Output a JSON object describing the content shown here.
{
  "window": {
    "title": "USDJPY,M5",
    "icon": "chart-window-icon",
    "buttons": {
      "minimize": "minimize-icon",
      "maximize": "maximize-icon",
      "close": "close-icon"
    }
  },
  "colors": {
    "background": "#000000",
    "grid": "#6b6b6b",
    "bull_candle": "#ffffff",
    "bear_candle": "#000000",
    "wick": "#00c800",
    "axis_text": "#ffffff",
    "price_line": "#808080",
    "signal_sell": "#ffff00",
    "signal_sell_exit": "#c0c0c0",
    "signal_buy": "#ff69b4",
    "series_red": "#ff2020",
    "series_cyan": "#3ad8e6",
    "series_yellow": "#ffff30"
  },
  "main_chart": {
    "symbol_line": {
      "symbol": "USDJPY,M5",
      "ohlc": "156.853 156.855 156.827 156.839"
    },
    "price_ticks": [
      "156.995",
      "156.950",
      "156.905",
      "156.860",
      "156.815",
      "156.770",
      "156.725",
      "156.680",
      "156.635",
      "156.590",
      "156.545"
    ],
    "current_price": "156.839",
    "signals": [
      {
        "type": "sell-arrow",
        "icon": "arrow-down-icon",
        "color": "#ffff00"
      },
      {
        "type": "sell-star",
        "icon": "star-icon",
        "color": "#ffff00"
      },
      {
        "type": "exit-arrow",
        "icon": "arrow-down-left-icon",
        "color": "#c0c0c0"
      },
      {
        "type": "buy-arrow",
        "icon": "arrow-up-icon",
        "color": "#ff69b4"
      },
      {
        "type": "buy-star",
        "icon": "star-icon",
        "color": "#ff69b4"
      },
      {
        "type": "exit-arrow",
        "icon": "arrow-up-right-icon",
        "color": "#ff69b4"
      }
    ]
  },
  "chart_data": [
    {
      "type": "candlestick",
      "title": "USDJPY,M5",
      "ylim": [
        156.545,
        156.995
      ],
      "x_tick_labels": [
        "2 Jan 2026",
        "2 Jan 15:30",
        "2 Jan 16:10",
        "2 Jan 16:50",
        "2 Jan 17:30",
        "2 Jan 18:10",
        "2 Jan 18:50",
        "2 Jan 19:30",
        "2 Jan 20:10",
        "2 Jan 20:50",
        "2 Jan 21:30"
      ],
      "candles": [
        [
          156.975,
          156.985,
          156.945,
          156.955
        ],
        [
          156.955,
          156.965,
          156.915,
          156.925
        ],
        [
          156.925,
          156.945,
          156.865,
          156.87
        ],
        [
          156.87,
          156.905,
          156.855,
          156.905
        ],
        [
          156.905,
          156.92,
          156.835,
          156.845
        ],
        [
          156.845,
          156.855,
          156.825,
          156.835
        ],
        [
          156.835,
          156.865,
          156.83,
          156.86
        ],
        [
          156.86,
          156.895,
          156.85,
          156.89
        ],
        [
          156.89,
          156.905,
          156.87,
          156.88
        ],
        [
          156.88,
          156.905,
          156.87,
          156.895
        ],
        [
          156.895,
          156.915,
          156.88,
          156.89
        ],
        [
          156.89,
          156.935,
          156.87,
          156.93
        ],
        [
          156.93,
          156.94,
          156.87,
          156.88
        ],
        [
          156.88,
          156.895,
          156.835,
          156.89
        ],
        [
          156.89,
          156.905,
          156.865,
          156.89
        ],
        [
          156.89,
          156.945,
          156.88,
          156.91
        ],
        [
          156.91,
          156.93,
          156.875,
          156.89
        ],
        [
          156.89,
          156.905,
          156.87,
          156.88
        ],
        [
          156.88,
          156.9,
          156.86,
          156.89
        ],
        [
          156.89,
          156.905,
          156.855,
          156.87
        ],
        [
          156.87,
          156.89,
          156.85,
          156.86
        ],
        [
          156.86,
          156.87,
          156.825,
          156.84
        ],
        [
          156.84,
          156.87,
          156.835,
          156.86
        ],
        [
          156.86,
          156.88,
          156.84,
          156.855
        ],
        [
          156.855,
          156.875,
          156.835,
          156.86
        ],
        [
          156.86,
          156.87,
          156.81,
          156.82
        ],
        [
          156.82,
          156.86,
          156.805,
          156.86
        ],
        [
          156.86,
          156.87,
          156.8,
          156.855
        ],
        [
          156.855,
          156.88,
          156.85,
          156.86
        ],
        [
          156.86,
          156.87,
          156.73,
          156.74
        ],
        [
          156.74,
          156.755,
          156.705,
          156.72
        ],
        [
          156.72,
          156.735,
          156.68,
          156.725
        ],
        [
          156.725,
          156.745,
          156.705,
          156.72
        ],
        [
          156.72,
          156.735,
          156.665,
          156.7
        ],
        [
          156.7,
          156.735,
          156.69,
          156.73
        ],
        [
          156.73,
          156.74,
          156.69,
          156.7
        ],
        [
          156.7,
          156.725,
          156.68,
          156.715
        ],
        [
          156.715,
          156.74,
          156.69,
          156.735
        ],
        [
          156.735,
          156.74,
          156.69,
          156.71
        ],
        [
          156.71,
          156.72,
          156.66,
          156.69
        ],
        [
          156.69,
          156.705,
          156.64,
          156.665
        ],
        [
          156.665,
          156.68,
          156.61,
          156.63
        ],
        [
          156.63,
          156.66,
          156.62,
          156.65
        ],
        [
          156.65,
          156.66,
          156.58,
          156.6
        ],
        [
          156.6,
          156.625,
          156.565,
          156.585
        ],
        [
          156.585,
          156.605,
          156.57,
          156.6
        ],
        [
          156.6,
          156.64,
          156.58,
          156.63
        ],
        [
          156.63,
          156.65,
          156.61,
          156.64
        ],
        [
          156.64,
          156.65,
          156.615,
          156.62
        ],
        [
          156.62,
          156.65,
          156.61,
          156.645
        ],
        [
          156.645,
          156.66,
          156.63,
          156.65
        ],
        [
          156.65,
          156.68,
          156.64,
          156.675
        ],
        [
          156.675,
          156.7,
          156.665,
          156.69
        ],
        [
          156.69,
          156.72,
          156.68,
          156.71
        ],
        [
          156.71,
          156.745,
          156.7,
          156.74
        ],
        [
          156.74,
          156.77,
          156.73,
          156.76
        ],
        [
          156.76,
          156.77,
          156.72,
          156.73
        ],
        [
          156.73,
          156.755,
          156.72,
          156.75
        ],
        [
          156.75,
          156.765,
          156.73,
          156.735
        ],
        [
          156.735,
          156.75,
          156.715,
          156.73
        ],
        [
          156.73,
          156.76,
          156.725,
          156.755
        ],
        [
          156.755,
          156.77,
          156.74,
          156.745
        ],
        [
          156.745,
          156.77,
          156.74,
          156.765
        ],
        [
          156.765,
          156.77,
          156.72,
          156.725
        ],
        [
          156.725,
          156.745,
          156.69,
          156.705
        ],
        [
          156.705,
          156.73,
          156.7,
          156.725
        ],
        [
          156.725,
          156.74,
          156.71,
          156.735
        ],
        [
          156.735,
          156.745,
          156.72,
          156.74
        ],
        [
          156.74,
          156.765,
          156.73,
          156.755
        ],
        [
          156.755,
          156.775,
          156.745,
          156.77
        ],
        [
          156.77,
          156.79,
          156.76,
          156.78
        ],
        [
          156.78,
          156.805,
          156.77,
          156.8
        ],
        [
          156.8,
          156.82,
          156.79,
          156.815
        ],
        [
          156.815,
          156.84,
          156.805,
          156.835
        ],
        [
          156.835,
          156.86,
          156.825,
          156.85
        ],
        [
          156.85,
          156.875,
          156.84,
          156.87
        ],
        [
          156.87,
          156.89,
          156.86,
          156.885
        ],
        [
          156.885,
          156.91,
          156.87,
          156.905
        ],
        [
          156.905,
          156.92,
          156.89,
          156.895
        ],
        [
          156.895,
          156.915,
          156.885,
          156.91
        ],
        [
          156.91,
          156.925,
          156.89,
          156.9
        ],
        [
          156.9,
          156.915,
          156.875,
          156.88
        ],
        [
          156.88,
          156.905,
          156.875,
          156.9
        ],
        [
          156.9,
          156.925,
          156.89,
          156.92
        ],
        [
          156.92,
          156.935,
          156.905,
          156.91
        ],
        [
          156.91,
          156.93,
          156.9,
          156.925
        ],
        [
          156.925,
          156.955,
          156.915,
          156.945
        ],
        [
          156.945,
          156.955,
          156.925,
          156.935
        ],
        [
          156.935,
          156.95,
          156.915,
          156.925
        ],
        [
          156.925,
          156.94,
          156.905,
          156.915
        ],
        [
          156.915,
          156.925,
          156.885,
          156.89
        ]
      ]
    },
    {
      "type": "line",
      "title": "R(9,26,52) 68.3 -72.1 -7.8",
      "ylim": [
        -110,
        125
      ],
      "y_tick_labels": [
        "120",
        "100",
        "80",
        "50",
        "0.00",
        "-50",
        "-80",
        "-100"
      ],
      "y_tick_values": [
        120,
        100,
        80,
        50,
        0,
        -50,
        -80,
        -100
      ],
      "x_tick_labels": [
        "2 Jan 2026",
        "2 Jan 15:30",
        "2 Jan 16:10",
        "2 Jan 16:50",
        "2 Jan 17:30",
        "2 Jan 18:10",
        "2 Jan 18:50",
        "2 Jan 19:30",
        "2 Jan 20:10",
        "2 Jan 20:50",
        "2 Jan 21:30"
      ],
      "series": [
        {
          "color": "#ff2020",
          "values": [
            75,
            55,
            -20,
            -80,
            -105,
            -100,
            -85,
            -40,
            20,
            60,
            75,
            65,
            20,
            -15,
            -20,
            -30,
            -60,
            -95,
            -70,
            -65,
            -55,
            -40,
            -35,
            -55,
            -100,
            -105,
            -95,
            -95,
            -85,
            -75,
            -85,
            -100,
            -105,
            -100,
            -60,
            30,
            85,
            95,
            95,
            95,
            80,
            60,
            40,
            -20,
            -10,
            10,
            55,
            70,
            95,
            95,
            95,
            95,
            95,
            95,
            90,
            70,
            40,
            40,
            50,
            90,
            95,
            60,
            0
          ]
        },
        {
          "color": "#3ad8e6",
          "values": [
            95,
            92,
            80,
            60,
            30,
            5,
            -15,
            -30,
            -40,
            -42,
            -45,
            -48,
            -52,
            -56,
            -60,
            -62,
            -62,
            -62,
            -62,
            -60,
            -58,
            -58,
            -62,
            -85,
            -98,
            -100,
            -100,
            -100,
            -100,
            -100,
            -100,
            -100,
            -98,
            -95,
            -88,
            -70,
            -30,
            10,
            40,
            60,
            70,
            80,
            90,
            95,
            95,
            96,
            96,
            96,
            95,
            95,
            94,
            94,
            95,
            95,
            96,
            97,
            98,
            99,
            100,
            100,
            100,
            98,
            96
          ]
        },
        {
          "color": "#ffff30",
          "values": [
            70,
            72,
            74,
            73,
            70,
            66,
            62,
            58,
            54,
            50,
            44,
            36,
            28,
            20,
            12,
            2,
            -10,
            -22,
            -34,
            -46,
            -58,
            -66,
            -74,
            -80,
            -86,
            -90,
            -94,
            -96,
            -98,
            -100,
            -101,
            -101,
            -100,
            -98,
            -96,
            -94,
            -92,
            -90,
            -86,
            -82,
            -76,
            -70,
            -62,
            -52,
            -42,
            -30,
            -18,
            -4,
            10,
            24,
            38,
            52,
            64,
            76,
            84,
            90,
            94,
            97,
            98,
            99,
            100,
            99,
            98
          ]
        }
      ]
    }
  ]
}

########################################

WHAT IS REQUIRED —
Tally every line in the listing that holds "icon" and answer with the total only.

EXERCISE RESPONSE —
10